Wednesday, January 27, 2010

Shark Research Isla Guadalupe - Complex Emotional Data

Science is not always pretty. Field science even less so. The headlong rush to extract data from big charismatic mega fauna like the white shark has lead us to a real debate within the shark community over invasive tagging methods.

SPOT tagging is a questionable method of tagging whites that involves catching them with baited hooks and attaching a "drilled on" dorsal tech package. The argument is these packages last longer and deliver more data to researchers which is then used to protect the species.

We have been supporters of this method until recently.

Unfortunately when reviewing videos of SPOT tagging, one comes to the conclusion that these efforts are in dire need of set protocols that do less invasive harm to magnificent breeding aged animals. The loss of just one of these animals through invasive research would be a major blow to the entire western pacific population.

At no point should anyone on this team be lacking for any contingency, seconds count, and the lack of basics, like support tires for this animal, multiple and conflicting directive voices, and a fresh sea water tube that is 10% effective is appalling to watch:



More from the Dorsal Fin Blog.

4 comments:

RTSea said...

If it wasn't so tragic, it would be comical.

The first impression is that we're seeing the Keystone Cops of shark conservation; then you realize that throughout all the shenanigans, there is a priceless animals whose health is ticking away with each incompetent-inspired second.

This is the poster child of inept shark research.

George said...

Wow, that video would serve as a good example of how NOT to SPOT tag a white shark. The seawater hose is seemingly all over the place (except for the sharks mouth, of course).

Not really sure what was going on with the researcher pulling on the cable. I've seen people do more graceful flips over the front rail at Metallica shows. Thankfully, he didn't seem to be seriously injured, but the fall certainly had potential neck injury written all over it.

This is one of those videos that never should have made it to YouTube.

Shark Diver said...

What a wild about face this turned out to be.

From a full supporter of SPOT tagging conservation research to an outspoken advocate against this kind of work.

It was a tough call to make, but after the Farallones disaster, a few off line emails detailing graphic horrors, and the death of at least one tagged animal I gotta say, this is bogus work.

The research community should set a weight and size limit for SPOT tagged sharks, full stop.

The research community should also bury images and video like this one.

The work needs to be done, the question is what kind of work should we be doing?

DaShark said...

The collection of data per se is a good thing and should be continued, PROVIDED that is then translated into concrete measures for the protection of the animals - if not, it's just a waste of time and money.

When it comes to the procedures

- ideally, develop a better tag that can be reliably applied "on the fly", eg via a pole spear. Do you really think that those guys cannot come up with better technical solutions for the 5 grand you're paying them?

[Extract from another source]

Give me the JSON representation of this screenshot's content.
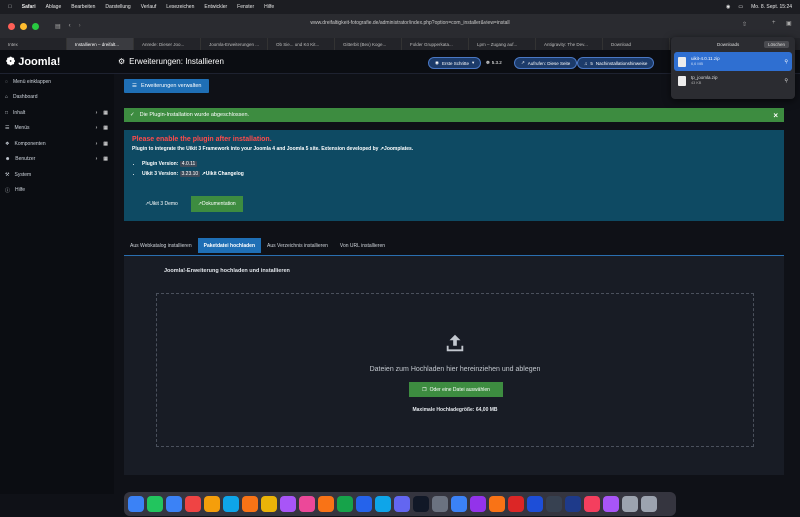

- be humble and go learn the craft of handling big marine animals from the guys that successfully handle cetaceans, and then adapt procedures to the specific requirements of Sharks - this is a prime example of amateurish incompetence

- pool resources (yes: by COOPERATING with other researchers!) and get a budget enabling you to operate from a "real" boat and not some cheap jury-rigged aquatic nightmare.

- tell the guy with the camera to get out of the way or even better: to get lost! And do not, ever, post shit like this on YouTube!

- start out by loving and respecting the animal you work with